Adviser to Prime Minister on Foreign Affairs Sartaj Aziz will lead a high-level Pakistani delegation while the American side will be headed by Secretary of State John Kerry at the annual meeting.
The six segments of the strategic dialogue include cooperation in economy and finance; energy; education, science and technology; law enforcement and counterterrorism; security, strategic stability and non-proliferation and defence.
It will be the third annual meeting since the present government has come to power. Prime Minister Nawaz Sharif's visit to the United States in October last year had given the necessary impetus to the dialogue mechanism, the report said.
The dialogue process began in 2010 but interrupted in 2011 when the US forces killed al-Qaeda chief Osama bin Laden in Abbottabad in a midnight raid. The process resumed in 2014 when Aziz and Kerry met in Washington in January.
The key meeting will take place soon after the US announced to sell eight F-16 fighter jets worth $700 million to Pakistan, despite objection from India and mounting opposition from influential American lawmakers.
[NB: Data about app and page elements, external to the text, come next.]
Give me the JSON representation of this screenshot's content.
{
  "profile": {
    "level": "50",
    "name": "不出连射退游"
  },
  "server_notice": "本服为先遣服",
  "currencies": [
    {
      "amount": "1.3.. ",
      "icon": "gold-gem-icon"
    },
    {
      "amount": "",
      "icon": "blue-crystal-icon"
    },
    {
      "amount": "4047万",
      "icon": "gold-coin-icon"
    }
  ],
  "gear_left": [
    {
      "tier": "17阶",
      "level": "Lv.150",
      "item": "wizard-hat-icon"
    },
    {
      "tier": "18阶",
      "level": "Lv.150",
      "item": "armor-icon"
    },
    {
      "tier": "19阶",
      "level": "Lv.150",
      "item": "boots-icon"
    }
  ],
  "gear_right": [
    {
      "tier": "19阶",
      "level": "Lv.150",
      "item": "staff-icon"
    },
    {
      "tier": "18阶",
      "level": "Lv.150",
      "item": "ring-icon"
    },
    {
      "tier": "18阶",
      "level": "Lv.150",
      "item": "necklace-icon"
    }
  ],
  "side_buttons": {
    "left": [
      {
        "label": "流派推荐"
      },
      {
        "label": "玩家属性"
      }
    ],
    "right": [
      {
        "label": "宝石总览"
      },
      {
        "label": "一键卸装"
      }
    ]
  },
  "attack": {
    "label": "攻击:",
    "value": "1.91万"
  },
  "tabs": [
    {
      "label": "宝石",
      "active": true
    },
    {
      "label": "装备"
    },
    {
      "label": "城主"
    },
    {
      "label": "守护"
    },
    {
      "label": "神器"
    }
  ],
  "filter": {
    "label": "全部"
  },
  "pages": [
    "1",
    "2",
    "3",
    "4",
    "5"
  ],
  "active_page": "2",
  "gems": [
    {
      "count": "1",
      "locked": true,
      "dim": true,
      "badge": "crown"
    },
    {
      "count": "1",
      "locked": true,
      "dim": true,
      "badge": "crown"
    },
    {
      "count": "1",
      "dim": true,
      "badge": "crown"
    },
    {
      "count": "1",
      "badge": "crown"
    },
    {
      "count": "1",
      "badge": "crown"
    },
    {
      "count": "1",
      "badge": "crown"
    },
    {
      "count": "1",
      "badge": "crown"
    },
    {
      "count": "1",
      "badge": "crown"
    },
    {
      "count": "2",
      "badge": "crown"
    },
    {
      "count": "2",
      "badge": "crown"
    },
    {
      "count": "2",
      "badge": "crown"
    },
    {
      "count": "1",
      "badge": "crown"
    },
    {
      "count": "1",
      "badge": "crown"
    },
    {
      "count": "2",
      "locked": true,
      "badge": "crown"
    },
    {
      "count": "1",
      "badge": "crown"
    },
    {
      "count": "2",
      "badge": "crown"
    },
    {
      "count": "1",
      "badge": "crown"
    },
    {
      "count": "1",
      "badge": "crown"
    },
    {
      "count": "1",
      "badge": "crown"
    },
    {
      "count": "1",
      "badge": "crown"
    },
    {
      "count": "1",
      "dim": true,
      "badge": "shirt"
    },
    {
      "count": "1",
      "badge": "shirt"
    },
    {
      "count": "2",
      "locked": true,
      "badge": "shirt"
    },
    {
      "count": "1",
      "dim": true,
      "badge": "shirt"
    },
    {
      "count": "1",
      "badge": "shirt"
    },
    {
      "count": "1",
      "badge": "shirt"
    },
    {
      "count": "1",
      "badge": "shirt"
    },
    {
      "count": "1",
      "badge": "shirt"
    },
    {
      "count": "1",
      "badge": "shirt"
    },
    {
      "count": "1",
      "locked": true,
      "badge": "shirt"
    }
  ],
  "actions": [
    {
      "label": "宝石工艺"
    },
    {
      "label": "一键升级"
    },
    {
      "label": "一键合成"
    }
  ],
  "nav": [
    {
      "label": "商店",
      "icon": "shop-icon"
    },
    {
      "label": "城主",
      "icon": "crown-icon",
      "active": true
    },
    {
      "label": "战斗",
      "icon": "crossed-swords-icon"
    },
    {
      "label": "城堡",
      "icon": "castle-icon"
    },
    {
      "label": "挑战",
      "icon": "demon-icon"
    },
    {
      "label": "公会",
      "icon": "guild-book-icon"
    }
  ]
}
Kerry has strongly defended the Obama Administration's decision, arguing that these fighter jets are a "critical" part of Pakistan's fight against terrorists.
Planning Minister Ahsan Iqbal, who is in Washington as part of the Pakistani delegation, has said the dialogue will provide an opportunity to operationalise key future making initiates between the two countries.
He was speaking at the Centre for Strategic and International Studies.
The Foreign Office had earlier said that the upcoming meeting will "afford an important opportunity to take stock of the entire gamut of Pakistan's bilateral relations with the US".